It may surprise readers to learn that during the Great Depression, after collapsing from 1929-1933, our economy actually expanded sharply from 1934-1937 (industrial production regained its prior peak), declined during 1937- early 1938, then began another robust recovery that lasted beyond the end of World War II.
As summarized by Christina Romer, Chairperson of the Obama administration's Council of Economic Advisers, the early 1930s saw the failure of nearly half the nation's financial institutions, yet the recovery years of 1934-1936 displayed increases in real GDP of 11%, 9% and 13%, respectively and the unemployment rate fell from 25% to about 15% during that period. Clearly, that financial crisis, which was far worse than that of today, did not prevent our economy from recovering rapidly.
During 1937- early 1938, our economy fell into another decline. Most monetary economists, like Milton Friedman, Anna J. Schwartz and Allan Meltzer, placed blame for this on the Federal Reserve Board, which tightened money by raising banks' reserve requirements in late 1936. Keynesian economists, like Paul Krugman, tend to blame the federal government's cutting back on fiscal stimulus, which also occurred. Christina Romer sides with the monetarists in crediting the subsequent expansion of the money supply with pulling us out of the Depression, while stating recently that the New Deal was too small a program to have been effective. She points out that the current stimulus package's fiscal effect is about twice the size of FDR's New Deal, as a percentage of GDP, and will last twice as long.
By 1938-1939, fiscal and monetary policy had turned expansionary, again, and the economy expanded rapidly through and beyond the Second World War. Examination of economic data from the Great Depression and its aftermath shows that a financial crisis can cause an economic calamity, but there is no evidence that recovery from such a debacle is necessarily sluggish, indeed the evidence is to the contrary.

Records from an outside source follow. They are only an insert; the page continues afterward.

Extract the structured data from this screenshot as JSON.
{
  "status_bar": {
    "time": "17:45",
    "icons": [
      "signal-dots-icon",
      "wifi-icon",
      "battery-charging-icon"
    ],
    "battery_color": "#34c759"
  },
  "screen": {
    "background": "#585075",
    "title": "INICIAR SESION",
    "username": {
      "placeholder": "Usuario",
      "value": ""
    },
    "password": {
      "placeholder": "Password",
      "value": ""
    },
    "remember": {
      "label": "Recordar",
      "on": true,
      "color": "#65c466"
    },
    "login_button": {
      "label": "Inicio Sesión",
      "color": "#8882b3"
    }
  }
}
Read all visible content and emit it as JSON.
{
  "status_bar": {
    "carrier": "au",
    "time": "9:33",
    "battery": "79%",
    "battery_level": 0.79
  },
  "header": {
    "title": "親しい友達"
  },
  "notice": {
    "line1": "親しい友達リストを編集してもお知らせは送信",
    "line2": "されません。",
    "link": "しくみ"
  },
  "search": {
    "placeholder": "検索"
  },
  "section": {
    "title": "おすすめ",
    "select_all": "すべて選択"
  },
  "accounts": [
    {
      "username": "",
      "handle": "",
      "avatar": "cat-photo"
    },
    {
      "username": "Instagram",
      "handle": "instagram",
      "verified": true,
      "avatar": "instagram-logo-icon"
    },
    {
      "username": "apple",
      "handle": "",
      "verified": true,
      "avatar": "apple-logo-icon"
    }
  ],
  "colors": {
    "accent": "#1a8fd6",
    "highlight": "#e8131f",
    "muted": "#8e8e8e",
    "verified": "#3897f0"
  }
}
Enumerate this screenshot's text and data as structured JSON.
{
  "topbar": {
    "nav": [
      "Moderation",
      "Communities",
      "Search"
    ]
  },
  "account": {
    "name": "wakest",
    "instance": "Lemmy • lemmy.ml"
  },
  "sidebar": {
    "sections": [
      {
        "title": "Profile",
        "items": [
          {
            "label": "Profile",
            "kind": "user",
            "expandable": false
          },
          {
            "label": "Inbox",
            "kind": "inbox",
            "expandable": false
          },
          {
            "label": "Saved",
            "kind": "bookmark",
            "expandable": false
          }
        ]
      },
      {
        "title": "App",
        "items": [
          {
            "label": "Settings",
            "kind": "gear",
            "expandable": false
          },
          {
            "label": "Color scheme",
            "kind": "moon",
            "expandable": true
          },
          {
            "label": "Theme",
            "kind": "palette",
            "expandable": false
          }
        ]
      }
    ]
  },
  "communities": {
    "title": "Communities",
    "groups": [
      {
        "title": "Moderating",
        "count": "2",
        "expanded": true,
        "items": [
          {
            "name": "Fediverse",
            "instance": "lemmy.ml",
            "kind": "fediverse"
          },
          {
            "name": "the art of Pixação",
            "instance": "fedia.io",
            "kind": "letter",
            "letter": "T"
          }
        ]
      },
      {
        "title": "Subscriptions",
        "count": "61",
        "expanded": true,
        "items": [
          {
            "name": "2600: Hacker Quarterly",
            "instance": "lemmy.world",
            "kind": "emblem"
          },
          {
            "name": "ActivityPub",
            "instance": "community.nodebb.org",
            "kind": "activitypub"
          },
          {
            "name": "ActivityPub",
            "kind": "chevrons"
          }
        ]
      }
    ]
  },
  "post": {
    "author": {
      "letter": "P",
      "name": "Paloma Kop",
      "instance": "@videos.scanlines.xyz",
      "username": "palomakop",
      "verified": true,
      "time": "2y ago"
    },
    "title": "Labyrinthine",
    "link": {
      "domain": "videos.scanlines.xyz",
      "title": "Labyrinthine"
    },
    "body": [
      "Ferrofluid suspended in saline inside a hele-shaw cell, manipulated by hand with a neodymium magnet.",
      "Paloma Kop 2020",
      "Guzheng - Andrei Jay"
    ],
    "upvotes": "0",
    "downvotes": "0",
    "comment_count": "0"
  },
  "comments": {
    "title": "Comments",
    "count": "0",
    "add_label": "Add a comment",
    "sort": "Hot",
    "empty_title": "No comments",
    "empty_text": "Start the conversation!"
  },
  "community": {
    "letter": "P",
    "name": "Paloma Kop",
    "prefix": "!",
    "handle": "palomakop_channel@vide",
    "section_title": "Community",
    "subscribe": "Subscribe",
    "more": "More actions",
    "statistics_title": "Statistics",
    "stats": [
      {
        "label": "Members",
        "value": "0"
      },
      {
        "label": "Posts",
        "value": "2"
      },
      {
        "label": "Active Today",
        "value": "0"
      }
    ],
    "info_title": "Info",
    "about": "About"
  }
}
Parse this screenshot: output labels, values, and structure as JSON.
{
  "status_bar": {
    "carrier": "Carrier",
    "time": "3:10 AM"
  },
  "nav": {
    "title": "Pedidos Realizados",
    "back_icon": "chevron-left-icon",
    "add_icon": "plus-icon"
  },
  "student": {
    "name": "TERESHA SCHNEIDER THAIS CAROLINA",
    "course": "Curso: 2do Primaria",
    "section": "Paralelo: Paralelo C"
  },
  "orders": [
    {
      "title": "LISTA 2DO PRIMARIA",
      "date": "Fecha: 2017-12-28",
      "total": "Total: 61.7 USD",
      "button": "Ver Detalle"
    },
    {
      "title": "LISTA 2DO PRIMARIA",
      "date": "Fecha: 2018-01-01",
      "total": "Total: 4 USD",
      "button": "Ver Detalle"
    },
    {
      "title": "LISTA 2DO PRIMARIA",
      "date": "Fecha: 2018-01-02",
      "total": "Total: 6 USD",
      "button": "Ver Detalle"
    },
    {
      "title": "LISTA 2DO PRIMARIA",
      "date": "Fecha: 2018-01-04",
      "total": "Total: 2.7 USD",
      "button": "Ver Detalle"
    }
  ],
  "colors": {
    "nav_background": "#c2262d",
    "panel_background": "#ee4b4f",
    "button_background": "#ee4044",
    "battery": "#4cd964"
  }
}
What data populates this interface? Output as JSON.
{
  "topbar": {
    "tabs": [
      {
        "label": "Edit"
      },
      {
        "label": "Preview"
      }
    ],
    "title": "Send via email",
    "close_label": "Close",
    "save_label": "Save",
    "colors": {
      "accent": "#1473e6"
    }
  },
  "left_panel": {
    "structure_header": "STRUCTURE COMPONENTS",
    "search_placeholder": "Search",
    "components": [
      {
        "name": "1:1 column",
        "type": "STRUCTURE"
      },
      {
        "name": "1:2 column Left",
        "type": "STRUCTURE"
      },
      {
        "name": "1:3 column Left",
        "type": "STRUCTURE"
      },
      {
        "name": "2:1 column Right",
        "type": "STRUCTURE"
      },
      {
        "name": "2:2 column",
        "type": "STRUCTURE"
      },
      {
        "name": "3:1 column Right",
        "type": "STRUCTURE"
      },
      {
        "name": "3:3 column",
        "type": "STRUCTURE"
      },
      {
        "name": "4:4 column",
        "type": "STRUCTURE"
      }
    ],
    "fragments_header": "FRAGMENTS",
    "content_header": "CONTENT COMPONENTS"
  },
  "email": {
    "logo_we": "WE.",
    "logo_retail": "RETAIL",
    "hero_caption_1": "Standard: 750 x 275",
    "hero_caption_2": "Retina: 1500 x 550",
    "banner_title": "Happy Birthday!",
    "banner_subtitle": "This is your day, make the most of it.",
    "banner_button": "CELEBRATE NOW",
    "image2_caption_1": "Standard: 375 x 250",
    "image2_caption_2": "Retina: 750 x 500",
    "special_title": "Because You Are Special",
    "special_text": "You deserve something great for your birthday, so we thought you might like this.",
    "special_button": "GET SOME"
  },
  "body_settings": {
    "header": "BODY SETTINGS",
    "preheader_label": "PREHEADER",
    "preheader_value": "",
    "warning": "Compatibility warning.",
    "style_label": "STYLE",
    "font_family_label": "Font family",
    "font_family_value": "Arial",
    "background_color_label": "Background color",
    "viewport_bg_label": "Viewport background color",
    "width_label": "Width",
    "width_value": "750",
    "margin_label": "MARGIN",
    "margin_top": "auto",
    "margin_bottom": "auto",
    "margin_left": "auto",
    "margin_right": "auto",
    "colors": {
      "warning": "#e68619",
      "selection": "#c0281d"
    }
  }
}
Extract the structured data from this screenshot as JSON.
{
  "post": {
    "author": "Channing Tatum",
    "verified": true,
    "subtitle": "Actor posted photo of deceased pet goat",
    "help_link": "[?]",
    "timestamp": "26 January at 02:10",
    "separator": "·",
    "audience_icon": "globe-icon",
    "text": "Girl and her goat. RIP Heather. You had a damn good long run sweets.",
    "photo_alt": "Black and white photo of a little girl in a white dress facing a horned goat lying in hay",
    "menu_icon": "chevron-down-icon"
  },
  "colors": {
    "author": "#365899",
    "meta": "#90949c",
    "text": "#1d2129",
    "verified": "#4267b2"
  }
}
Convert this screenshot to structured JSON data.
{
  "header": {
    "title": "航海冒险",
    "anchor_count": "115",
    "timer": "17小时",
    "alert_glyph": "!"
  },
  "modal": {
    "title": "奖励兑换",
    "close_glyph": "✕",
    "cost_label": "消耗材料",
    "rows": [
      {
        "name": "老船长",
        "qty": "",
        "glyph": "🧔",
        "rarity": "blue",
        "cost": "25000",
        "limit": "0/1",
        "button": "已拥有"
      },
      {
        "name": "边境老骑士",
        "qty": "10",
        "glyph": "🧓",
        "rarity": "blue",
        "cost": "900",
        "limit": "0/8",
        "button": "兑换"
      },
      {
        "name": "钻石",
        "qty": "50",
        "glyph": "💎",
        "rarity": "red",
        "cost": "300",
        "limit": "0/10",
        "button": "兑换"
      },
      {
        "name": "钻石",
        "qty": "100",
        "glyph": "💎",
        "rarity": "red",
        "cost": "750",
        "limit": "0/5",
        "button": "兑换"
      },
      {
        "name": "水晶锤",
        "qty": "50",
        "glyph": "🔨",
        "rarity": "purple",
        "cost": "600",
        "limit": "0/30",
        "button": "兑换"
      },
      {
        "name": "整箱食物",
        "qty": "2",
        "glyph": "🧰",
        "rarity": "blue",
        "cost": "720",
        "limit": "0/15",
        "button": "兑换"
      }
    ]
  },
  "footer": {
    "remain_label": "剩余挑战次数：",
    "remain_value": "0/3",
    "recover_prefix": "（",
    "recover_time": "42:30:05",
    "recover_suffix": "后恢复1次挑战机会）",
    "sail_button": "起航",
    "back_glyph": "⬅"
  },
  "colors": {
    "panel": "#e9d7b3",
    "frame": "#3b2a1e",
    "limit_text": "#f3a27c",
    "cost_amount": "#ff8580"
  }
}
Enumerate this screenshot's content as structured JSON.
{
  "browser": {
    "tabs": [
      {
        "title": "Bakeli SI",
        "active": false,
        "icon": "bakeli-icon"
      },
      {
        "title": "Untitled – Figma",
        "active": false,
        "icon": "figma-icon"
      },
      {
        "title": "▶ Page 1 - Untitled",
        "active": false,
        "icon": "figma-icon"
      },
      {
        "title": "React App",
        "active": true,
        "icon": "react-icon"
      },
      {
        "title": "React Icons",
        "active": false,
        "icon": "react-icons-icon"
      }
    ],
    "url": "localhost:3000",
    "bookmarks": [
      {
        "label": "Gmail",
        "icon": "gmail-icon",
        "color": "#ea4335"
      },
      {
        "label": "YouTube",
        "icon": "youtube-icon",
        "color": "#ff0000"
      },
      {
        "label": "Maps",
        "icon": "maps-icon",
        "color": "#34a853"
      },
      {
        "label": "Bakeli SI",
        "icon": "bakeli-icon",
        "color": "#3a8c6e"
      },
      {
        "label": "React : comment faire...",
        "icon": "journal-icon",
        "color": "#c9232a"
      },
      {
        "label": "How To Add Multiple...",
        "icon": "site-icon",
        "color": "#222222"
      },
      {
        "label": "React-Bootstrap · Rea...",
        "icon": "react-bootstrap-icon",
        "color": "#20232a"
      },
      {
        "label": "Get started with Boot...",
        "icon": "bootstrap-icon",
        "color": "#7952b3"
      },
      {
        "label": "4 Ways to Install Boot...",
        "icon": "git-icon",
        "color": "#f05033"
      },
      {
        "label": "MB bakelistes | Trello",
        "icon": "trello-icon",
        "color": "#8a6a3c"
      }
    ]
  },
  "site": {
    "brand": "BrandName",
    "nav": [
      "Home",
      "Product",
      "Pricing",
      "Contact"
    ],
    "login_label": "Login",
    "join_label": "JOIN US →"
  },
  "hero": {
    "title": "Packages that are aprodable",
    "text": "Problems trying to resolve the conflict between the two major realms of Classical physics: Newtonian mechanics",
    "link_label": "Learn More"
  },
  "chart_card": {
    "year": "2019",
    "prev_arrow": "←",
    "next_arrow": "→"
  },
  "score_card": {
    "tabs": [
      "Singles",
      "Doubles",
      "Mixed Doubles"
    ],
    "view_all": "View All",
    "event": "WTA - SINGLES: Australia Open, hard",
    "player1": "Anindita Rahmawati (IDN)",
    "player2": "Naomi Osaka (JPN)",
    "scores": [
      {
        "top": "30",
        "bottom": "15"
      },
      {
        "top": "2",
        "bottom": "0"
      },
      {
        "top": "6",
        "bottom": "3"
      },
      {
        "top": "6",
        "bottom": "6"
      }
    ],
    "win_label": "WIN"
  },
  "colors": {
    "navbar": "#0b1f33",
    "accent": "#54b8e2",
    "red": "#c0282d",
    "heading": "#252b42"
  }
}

Due to the cloud of pessimism overhanging our national outlook as expressed by most observers, I look for the nascent economic recovery to surprise on the upside. In other words, a chicken in every pot, as the economy moves from cold to hot.